“There has been very little in the way of sympathy for those who protest and demand democratic reforms … and reforms to the country that will help them and ordinary people enjoy the benefits they should get from Kazakhstan’s oil-rich economy,” says Forestier – Walker.
Maxim Suchkov, a non-resident expert at the Russian Council on International Affairs with his headquarters in Moscow, said both the scale and violent nature of the unrest suggests that there is a “mixed bag” of actors involved.
“This includes some people who are really dissatisfied, but also some forces that, according to the Kazakh leadership, have received advanced training,” Suchkov told Al Jazeera of the Russian capital, Moscow.
Russian forces secure airport
Russian President Vladimir Putin has discussed the situation with Tokayev in several phone calls during the crisis, the Kremlin said on Friday.
Moscow said more than 70 planes were transporting Russian troops to Kazakhstan, and that it was now helping to control Almaty’s main airport, which was recaptured by protesters on Thursday.
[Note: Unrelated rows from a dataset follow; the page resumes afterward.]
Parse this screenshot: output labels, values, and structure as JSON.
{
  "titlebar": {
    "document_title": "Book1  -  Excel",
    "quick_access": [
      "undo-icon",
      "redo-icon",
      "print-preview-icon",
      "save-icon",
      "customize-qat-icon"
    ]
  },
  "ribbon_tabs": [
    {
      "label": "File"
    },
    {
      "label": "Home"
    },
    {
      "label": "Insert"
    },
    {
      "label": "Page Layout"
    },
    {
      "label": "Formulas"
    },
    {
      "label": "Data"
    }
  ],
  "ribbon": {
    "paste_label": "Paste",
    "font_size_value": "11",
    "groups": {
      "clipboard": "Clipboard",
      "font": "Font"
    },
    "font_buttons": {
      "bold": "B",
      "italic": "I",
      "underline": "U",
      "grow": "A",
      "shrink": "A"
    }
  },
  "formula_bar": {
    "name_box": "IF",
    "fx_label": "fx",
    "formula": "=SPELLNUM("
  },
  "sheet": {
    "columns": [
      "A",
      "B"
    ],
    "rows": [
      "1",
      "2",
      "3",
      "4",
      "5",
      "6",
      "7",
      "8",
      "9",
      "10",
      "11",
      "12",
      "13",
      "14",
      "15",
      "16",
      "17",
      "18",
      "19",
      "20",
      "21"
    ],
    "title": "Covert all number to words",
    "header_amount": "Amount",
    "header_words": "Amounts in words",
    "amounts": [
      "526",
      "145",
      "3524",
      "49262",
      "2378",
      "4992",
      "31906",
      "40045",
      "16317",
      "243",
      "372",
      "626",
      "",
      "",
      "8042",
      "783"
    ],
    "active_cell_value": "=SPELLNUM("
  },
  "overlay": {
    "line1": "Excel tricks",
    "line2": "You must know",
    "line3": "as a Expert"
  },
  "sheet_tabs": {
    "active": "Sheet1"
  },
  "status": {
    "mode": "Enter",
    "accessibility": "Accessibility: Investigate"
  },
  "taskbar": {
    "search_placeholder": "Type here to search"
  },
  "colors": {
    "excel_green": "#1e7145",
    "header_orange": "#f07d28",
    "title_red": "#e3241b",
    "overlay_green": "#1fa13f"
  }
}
The uprising led to a military intervention by Moscow at a time of high tensions in East-West relations as Russia and the United States prepare for talks next week on the Ukraine crisis.
Moscow’s rapid deployment demonstrated Putin’s readiness to use force to retain influence in the former Soviet Union, at a time when he also intimidated the West by troops near Ukraine, whose Crimean peninsula seized Russia in 2014. , to put together.
The mission falls under the umbrella of the Collective Security Treaty Organization (CSTO), which consists of Russia and five former Soviet allies. The organization said its forces would number about 2,500.
US Secretary of State Antony Blinken warned that Kazakhstan would find it difficult to reduce Russian influence after inviting troops to stop unrest.
“I think one lesson in recent history is that once Russians are in your house, it is sometimes very difficult to get them to leave,” Blinken told reporters.
‘We hear explosions’
Armored personnel carriers and troops occupied the main square in Almaty, where fresh gunfire was heard on Friday.
Unrest has been reported in other cities, but the internet has been turned off since Wednesday, making it difficult to determine the extent of the violence.
In Aktau, a city on the Caspian Sea in western Kazakhstan, about 500 protesters gathered peacefully in front of a government building on Friday to ask for Tokayev’s resignation, a witness told the Reuters news agency.
The protesters in Almaty apparently come mainly from the city’s poor suburbs or surrounding towns and villages. The violence came as a shock to urban Kazakhs, who are used to comparing their country favorably with more oppressive and fickle former Soviet Central Asian neighbors.
“At night when we hear explosions, I’m scared,” a woman named Kuralai told Reuters. “It hurts to know that young people are dying. It is clearly planned… probably our government has relaxed a bit. ”
In a state where little political opposition is tolerated, no high-profile leaders of the protest movement have emerged to issue any formal demands.
The Interior Ministry said 26 “armed criminals” were “liquidated“, While 18 police and national guard members were killed. It appears that these figures have not been updated since Thursday. State TV has reported more than 3,800 arrests.